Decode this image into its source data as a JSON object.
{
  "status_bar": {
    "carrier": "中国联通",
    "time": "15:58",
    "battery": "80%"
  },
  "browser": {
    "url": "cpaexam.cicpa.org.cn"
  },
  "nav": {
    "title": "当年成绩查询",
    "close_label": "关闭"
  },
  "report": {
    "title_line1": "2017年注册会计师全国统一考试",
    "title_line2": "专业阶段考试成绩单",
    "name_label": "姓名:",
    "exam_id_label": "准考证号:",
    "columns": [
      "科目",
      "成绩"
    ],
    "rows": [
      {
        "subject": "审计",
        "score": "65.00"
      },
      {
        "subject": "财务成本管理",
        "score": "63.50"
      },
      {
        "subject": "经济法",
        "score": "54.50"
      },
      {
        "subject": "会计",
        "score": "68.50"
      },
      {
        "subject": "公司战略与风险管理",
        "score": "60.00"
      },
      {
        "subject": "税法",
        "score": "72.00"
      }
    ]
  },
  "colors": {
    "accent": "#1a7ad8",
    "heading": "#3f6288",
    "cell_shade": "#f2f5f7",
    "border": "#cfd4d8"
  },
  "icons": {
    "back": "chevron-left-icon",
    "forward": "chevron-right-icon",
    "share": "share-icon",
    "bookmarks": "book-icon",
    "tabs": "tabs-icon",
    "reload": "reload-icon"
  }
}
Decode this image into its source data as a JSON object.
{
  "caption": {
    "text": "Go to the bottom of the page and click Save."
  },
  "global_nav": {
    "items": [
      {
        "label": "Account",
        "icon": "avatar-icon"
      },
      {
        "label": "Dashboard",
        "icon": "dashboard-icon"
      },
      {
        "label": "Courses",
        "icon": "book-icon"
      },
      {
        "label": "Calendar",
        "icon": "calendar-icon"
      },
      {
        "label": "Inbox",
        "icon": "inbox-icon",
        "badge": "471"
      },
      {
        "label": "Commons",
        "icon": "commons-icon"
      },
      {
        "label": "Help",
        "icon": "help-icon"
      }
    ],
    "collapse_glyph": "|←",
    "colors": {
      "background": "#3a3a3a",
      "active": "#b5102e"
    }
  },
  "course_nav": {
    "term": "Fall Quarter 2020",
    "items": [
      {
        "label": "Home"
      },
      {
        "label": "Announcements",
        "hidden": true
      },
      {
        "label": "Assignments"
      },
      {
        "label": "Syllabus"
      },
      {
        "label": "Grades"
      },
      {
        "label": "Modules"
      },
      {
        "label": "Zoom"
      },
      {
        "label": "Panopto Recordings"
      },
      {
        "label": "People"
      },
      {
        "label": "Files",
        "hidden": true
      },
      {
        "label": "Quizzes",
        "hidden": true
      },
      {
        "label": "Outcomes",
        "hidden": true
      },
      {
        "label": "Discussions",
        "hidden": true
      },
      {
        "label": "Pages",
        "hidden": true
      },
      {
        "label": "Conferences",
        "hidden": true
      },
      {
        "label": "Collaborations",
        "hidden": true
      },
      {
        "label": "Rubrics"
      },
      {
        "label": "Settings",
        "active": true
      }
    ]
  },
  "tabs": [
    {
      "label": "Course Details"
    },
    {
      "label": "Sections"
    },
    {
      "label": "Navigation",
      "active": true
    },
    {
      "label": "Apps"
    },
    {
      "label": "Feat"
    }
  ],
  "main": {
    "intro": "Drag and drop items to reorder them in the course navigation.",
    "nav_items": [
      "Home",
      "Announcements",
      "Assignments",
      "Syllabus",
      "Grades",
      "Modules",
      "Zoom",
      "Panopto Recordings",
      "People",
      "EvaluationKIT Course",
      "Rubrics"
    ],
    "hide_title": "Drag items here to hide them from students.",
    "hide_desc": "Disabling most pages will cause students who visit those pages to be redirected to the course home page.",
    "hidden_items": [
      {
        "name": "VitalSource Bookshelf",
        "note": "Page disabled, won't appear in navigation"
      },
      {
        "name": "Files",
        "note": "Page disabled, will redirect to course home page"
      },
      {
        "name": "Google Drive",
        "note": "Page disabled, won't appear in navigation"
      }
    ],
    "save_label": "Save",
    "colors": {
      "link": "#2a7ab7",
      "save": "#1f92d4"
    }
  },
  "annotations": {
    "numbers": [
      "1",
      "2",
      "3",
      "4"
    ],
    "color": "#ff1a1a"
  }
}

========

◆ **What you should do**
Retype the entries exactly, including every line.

◆ **Problem solution**
Decode this image into its source data as a JSON object.
{
  "status_bar": {
    "carrier": "中国联通",
    "time": "15:58",
    "battery": "80%"
  },
  "browser": {
    "url": "cpaexam.cicpa.org.cn"
  },
  "nav": {
    "title": "当年成绩查询",
    "close_label": "关闭"
  },
  "report": {
    "title_line1": "2017年注册会计师全国统一考试",
    "title_line2": "专业阶段考试成绩单",
    "name_label": "姓名:",
    "exam_id_label": "准考证号:",
    "columns": [
      "科目",
      "成绩"
    ],
    "rows": [
      {
        "subject": "审计",
        "score": "65.00"
      },
      {
        "subject": "财务成本管理",
        "score": "63.50"
      },
      {
        "subject": "经济法",
        "score": "54.50"
      },
      {
        "subject": "会计",
        "score": "68.50"
      },
      {
        "subject": "公司战略与风险管理",
        "score": "60.00"
      },
      {
        "subject": "税法",
        "score": "72.00"
      }
    ]
  },
  "colors": {
    "accent": "#1a7ad8",
    "heading": "#3f6288",
    "cell_shade": "#f2f5f7",
    "border": "#cfd4d8"
  },
  "icons": {
    "back": "chevron-left-icon",
    "forward": "chevron-right-icon",
    "share": "share-icon",
    "bookmarks": "book-icon",
    "tabs": "tabs-icon",
    "reload": "reload-icon"
  }
}
Decode this image into its source data as a JSON object.
{
  "caption": {
    "text": "Go to the bottom of the page and click Save."
  },
  "global_nav": {
    "items": [
      {
        "label": "Account",
        "icon": "avatar-icon"
      },
      {
        "label": "Dashboard",
        "icon": "dashboard-icon"
      },
      {
        "label": "Courses",
        "icon": "book-icon"
      },
      {
        "label": "Calendar",
        "icon": "calendar-icon"
      },
      {
        "label": "Inbox",
        "icon": "inbox-icon",
        "badge": "471"
      },
      {
        "label": "Commons",
        "icon": "commons-icon"
      },
      {
        "label": "Help",
        "icon": "help-icon"
      }
    ],
    "collapse_glyph": "|←",
    "colors": {
      "background": "#3a3a3a",
      "active": "#b5102e"
    }
  },
  "course_nav": {
    "term": "Fall Quarter 2020",
    "items": [
      {
        "label": "Home"
      },
      {
        "label": "Announcements",
        "hidden": true
      },
      {
        "label": "Assignments"
      },
      {
        "label": "Syllabus"
      },
      {
        "label": "Grades"
      },
      {
        "label": "Modules"
      },
      {
        "label": "Zoom"
      },
      {
        "label": "Panopto Recordings"
      },
      {
        "label": "People"
      },
      {
        "label": "Files",
        "hidden": true
      },
      {
        "label": "Quizzes",
        "hidden": true
      },
      {
        "label": "Outcomes",
        "hidden": true
      },
      {
        "label": "Discussions",
        "hidden": true
      },
      {
        "label": "Pages",
        "hidden": true
      },
      {
        "label": "Conferences",
        "hidden": true
      },
      {
        "label": "Collaborations",
        "hidden": true
      },
      {
        "label": "Rubrics"
      },
      {
        "label": "Settings",
        "active": true
      }
    ]
  },
  "tabs": [
    {
      "label": "Course Details"
    },
    {
      "label": "Sections"
    },
    {
      "label": "Navigation",
      "active": true
    },
    {
      "label": "Apps"
    },
    {
      "label": "Feat"
    }
  ],
  "main": {
    "intro": "Drag and drop items to reorder them in the course navigation.",
    "nav_items": [
      "Home",
      "Announcements",
      "Assignments",
      "Syllabus",
      "Grades",
      "Modules",
      "Zoom",
      "Panopto Recordings",
      "People",
      "EvaluationKIT Course",
      "Rubrics"
    ],
    "hide_title": "Drag items here to hide them from students.",
    "hide_desc": "Disabling most pages will cause students who visit those pages to be redirected to the course home page.",
    "hidden_items": [
      {
        "name": "VitalSource Bookshelf",
        "note": "Page disabled, won't appear in navigation"
      },
      {
        "name": "Files",
        "note": "Page disabled, will redirect to course home page"
      },
      {
        "name": "Google Drive",
        "note": "Page disabled, won't appear in navigation"
      }
    ],
    "save_label": "Save",
    "colors": {
      "link": "#2a7ab7",
      "save": "#1f92d4"
    }
  },
  "annotations": {
    "numbers": [
      "1",
      "2",
      "3",
      "4"
    ],
    "color": "#ff1a1a"
  }
}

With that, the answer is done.